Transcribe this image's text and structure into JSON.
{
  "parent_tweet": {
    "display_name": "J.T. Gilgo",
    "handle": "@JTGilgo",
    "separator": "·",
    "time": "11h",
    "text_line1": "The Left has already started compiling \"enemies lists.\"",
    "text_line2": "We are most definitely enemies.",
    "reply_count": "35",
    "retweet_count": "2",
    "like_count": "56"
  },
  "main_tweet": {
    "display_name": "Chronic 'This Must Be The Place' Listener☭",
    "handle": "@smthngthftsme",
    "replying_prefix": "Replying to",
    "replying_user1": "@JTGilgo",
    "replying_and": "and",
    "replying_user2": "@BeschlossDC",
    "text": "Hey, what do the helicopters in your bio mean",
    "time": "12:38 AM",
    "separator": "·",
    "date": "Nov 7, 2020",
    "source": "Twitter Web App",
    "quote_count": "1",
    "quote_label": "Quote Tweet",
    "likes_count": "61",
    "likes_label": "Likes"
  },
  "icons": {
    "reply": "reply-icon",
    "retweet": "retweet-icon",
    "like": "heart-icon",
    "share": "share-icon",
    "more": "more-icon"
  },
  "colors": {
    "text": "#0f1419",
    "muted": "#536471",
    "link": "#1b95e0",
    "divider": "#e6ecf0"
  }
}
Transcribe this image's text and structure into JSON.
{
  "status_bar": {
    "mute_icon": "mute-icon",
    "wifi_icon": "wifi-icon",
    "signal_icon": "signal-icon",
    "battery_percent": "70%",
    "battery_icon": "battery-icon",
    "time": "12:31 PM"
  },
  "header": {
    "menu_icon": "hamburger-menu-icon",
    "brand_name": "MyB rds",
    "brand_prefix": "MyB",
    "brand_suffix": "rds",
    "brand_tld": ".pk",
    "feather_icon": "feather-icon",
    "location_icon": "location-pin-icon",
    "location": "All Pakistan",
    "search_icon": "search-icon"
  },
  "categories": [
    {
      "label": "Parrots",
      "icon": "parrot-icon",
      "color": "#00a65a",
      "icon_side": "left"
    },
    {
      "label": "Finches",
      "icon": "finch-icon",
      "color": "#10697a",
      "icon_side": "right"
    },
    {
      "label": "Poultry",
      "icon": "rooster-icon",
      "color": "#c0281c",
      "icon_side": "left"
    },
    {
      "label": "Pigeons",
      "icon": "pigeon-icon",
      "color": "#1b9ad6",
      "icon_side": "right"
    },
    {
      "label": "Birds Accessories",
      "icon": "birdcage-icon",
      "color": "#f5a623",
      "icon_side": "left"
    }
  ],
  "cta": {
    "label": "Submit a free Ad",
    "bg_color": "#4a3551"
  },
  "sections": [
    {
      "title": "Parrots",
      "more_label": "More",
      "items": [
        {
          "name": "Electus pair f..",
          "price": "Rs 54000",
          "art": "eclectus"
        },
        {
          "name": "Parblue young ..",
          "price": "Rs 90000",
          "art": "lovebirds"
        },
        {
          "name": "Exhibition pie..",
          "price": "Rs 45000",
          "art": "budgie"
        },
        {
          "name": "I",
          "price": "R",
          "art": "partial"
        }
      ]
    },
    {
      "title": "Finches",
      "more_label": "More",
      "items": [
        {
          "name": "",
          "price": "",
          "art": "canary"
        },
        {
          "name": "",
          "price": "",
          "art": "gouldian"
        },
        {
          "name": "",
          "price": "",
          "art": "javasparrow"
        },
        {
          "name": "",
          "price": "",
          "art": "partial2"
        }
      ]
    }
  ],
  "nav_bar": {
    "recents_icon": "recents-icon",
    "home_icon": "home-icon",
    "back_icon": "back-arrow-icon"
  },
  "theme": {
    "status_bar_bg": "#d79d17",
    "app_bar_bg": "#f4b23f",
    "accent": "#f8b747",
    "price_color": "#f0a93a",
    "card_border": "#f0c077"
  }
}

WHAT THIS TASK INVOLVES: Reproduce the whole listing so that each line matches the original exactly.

ANSWER TO THE PROBLEM:
Transcribe this image's text and structure into JSON.
{
  "parent_tweet": {
    "display_name": "J.T. Gilgo",
    "handle": "@JTGilgo",
    "separator": "·",
    "time": "11h",
    "text_line1": "The Left has already started compiling \"enemies lists.\"",
    "text_line2": "We are most definitely enemies.",
    "reply_count": "35",
    "retweet_count": "2",
    "like_count": "56"
  },
  "main_tweet": {
    "display_name": "Chronic 'This Must Be The Place' Listener☭",
    "handle": "@smthngthftsme",
    "replying_prefix": "Replying to",
    "replying_user1": "@JTGilgo",
    "replying_and": "and",
    "replying_user2": "@BeschlossDC",
    "text": "Hey, what do the helicopters in your bio mean",
    "time": "12:38 AM",
    "separator": "·",
    "date": "Nov 7, 2020",
    "source": "Twitter Web App",
    "quote_count": "1",
    "quote_label": "Quote Tweet",
    "likes_count": "61",
    "likes_label": "Likes"
  },
  "icons": {
    "reply": "reply-icon",
    "retweet": "retweet-icon",
    "like": "heart-icon",
    "share": "share-icon",
    "more": "more-icon"
  },
  "colors": {
    "text": "#0f1419",
    "muted": "#536471",
    "link": "#1b95e0",
    "divider": "#e6ecf0"
  }
}
Transcribe this image's text and structure into JSON.
{
  "status_bar": {
    "mute_icon": "mute-icon",
    "wifi_icon": "wifi-icon",
    "signal_icon": "signal-icon",
    "battery_percent": "70%",
    "battery_icon": "battery-icon",
    "time": "12:31 PM"
  },
  "header": {
    "menu_icon": "hamburger-menu-icon",
    "brand_name": "MyB rds",
    "brand_prefix": "MyB",
    "brand_suffix": "rds",
    "brand_tld": ".pk",
    "feather_icon": "feather-icon",
    "location_icon": "location-pin-icon",
    "location": "All Pakistan",
    "search_icon": "search-icon"
  },
  "categories": [
    {
      "label": "Parrots",
      "icon": "parrot-icon",
      "color": "#00a65a",
      "icon_side": "left"
    },
    {
      "label": "Finches",
      "icon": "finch-icon",
      "color": "#10697a",
      "icon_side": "right"
    },
    {
      "label": "Poultry",
      "icon": "rooster-icon",
      "color": "#c0281c",
      "icon_side": "left"
    },
    {
      "label": "Pigeons",
      "icon": "pigeon-icon",
      "color": "#1b9ad6",
      "icon_side": "right"
    },
    {
      "label": "Birds Accessories",
      "icon": "birdcage-icon",
      "color": "#f5a623",
      "icon_side": "left"
    }
  ],
  "cta": {
    "label": "Submit a free Ad",
    "bg_color": "#4a3551"
  },
  "sections": [
    {
      "title": "Parrots",
      "more_label": "More",
      "items": [
        {
          "name": "Electus pair f..",
          "price": "Rs 54000",
          "art": "eclectus"
        },
        {
          "name": "Parblue young ..",
          "price": "Rs 90000",
          "art": "lovebirds"
        },
        {
          "name": "Exhibition pie..",
          "price": "Rs 45000",
          "art": "budgie"
        },
        {
          "name": "I",
          "price": "R",
          "art": "partial"
        }
      ]
    },
    {
      "title": "Finches",
      "more_label": "More",
      "items": [
        {
          "name": "",
          "price": "",
          "art": "canary"
        },
        {
          "name": "",
          "price": "",
          "art": "gouldian"
        },
        {
          "name": "",
          "price": "",
          "art": "javasparrow"
        },
        {
          "name": "",
          "price": "",
          "art": "partial2"
        }
      ]
    }
  ],
  "nav_bar": {
    "recents_icon": "recents-icon",
    "home_icon": "home-icon",
    "back_icon": "back-arrow-icon"
  },
  "theme": {
    "status_bar_bg": "#d79d17",
    "app_bar_bg": "#f4b23f",
    "accent": "#f8b747",
    "price_color": "#f0a93a",
    "card_border": "#f0c077"
  }
}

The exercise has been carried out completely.